» Exercise aim: Give back every record exactly as it reads.

» App and web page records:
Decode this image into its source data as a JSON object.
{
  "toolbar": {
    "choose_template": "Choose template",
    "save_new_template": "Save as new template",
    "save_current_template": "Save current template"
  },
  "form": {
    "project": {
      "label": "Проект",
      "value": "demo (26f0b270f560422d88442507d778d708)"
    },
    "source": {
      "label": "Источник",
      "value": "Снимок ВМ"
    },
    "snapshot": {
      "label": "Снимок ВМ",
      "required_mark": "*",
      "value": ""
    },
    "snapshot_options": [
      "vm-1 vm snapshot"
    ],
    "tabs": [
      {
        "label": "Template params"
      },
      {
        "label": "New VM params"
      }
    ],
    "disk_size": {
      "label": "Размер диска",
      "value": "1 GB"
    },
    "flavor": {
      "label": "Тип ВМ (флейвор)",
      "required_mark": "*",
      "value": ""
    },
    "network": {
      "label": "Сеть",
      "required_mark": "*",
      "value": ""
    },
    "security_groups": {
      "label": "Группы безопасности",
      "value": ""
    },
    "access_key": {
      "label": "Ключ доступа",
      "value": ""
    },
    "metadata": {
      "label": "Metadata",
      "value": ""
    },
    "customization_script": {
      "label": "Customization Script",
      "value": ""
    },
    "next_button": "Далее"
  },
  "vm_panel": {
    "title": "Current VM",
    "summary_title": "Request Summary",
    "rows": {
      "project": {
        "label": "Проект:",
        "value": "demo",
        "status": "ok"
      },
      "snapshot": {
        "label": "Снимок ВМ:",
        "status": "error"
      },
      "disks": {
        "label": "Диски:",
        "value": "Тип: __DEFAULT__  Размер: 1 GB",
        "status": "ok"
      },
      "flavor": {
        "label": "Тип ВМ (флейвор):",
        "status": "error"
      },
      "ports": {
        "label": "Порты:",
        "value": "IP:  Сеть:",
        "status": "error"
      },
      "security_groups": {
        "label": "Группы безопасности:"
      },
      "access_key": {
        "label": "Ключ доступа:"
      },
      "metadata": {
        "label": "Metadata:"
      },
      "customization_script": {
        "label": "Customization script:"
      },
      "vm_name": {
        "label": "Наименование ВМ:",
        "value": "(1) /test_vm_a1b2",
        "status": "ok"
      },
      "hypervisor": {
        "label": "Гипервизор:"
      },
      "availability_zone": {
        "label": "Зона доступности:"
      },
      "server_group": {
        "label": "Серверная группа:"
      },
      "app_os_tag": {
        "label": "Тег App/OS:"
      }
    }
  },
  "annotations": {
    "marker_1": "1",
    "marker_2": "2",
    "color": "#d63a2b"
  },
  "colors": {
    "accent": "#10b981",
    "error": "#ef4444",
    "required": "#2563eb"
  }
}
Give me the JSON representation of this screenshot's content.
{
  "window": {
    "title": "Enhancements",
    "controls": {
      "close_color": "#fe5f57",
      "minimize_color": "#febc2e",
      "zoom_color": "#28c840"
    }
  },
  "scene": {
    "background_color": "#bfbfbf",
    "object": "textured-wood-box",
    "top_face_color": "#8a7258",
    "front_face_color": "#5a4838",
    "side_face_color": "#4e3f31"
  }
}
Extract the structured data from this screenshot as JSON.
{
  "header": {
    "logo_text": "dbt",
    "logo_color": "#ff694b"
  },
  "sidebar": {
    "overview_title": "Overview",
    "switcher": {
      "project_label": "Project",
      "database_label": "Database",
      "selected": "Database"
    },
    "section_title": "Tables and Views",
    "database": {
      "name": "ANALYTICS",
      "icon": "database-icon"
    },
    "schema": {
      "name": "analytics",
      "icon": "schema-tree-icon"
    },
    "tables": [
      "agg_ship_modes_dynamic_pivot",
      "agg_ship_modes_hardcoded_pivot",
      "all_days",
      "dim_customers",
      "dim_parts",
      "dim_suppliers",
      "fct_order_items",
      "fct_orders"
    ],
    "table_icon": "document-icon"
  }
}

» Written response:
Decode this image into its source data as a JSON object.
{
  "toolbar": {
    "choose_template": "Choose template",
    "save_new_template": "Save as new template",
    "save_current_template": "Save current template"
  },
  "form": {
    "project": {
      "label": "Проект",
      "value": "demo (26f0b270f560422d88442507d778d708)"
    },
    "source": {
      "label": "Источник",
      "value": "Снимок ВМ"
    },
    "snapshot": {
      "label": "Снимок ВМ",
      "required_mark": "*",
      "value": ""
    },
    "snapshot_options": [
      "vm-1 vm snapshot"
    ],
    "tabs": [
      {
        "label": "Template params"
      },
      {
        "label": "New VM params"
      }
    ],
    "disk_size": {
      "label": "Размер диска",
      "value": "1 GB"
    },
    "flavor": {
      "label": "Тип ВМ (флейвор)",
      "required_mark": "*",
      "value": ""
    },
    "network": {
      "label": "Сеть",
      "required_mark": "*",
      "value": ""
    },
    "security_groups": {
      "label": "Группы безопасности",
      "value": ""
    },
    "access_key": {
      "label": "Ключ доступа",
      "value": ""
    },
    "metadata": {
      "label": "Metadata",
      "value": ""
    },
    "customization_script": {
      "label": "Customization Script",
      "value": ""
    },
    "next_button": "Далее"
  },
  "vm_panel": {
    "title": "Current VM",
    "summary_title": "Request Summary",
    "rows": {
      "project": {
        "label": "Проект:",
        "value": "demo",
        "status": "ok"
      },
      "snapshot": {
        "label": "Снимок ВМ:",
        "status": "error"
      },
      "disks": {
        "label": "Диски:",
        "value": "Тип: __DEFAULT__  Размер: 1 GB",
        "status": "ok"
      },
      "flavor": {
        "label": "Тип ВМ (флейвор):",
        "status": "error"
      },
      "ports": {
        "label": "Порты:",
        "value": "IP:  Сеть:",
        "status": "error"
      },
      "security_groups": {
        "label": "Группы безопасности:"
      },
      "access_key": {
        "label": "Ключ доступа:"
      },
      "metadata": {
        "label": "Metadata:"
      },
      "customization_script": {
        "label": "Customization script:"
      },
      "vm_name": {
        "label": "Наименование ВМ:",
        "value": "(1) /test_vm_a1b2",
        "status": "ok"
      },
      "hypervisor": {
        "label": "Гипервизор:"
      },
      "availability_zone": {
        "label": "Зона доступности:"
      },
      "server_group": {
        "label": "Серверная группа:"
      },
      "app_os_tag": {
        "label": "Тег App/OS:"
      }
    }
  },
  "annotations": {
    "marker_1": "1",
    "marker_2": "2",
    "color": "#d63a2b"
  },
  "colors": {
    "accent": "#10b981",
    "error": "#ef4444",
    "required": "#2563eb"
  }
}
Give me the JSON representation of this screenshot's content.
{
  "window": {
    "title": "Enhancements",
    "controls": {
      "close_color": "#fe5f57",
      "minimize_color": "#febc2e",
      "zoom_color": "#28c840"
    }
  },
  "scene": {
    "background_color": "#bfbfbf",
    "object": "textured-wood-box",
    "top_face_color": "#8a7258",
    "front_face_color": "#5a4838",
    "side_face_color": "#4e3f31"
  }
}
Extract the structured data from this screenshot as JSON.
{
  "header": {
    "logo_text": "dbt",
    "logo_color": "#ff694b"
  },
  "sidebar": {
    "overview_title": "Overview",
    "switcher": {
      "project_label": "Project",
      "database_label": "Database",
      "selected": "Database"
    },
    "section_title": "Tables and Views",
    "database": {
      "name": "ANALYTICS",
      "icon": "database-icon"
    },
    "schema": {
      "name": "analytics",
      "icon": "schema-tree-icon"
    },
    "tables": [
      "agg_ship_modes_dynamic_pivot",
      "agg_ship_modes_hardcoded_pivot",
      "all_days",
      "dim_customers",
      "dim_parts",
      "dim_suppliers",
      "fct_order_items",
      "fct_orders"
    ],
    "table_icon": "document-icon"
  }
}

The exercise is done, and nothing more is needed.